  • A significant body of research shows that for women, the subtle gender bias that persists in organizations and in society disrupts the learning cycle at the heart of becoming a leader. This research also points to some steps that companies can take in order to rectify the situation. It’s not enough to identify and instill the “right” skills and competencies as if in a social vacuum. The context must support a woman’s motivation to lead and also increase the likelihood that others will recognize and encourage her efforts—even when she doesn’t look or behave like the current generation of senior executives.
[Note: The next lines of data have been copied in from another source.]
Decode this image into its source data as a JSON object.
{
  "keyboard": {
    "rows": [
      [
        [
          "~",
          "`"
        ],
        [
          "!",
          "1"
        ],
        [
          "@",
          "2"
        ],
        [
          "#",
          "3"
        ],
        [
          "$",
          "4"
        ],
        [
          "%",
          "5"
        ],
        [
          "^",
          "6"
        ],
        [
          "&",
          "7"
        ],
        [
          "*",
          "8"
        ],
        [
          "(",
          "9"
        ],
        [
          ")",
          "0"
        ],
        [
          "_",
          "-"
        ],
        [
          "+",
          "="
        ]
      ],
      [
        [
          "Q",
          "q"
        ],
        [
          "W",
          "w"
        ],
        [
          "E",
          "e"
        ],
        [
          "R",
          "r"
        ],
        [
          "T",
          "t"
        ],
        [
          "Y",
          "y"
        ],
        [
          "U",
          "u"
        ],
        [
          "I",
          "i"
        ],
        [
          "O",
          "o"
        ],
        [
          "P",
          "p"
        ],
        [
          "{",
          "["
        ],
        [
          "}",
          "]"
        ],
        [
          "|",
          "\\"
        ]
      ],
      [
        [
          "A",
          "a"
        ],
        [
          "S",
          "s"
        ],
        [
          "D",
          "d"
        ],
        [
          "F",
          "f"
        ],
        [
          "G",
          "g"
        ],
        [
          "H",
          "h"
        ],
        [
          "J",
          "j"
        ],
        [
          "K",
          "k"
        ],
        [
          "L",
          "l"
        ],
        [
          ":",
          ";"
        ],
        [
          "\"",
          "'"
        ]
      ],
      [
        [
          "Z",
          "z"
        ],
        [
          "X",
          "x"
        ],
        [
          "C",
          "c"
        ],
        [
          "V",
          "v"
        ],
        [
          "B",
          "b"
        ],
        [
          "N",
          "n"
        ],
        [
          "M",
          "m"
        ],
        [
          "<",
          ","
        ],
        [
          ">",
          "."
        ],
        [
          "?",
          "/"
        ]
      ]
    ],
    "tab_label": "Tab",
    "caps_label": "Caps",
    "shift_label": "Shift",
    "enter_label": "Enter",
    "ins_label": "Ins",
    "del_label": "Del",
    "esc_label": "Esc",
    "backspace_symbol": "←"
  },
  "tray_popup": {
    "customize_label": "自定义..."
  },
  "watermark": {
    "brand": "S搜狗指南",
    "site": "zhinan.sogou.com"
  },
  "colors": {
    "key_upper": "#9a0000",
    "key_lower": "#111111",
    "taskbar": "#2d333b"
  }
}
  • Women are making progress at every level except as leaders. We started accounting for 50% of college degrees 30 years ago, but progress at the top has stalled. For the past decade women in corporate America have held only about 14% of C-suite jobs and 17% of board seats. There aren’t enough women sitting at the tables where decisions are made. Reigniting the revolution means I want us to notice all of this and find ways to encourage more women to step up and more companies to recognize what women bring to the table.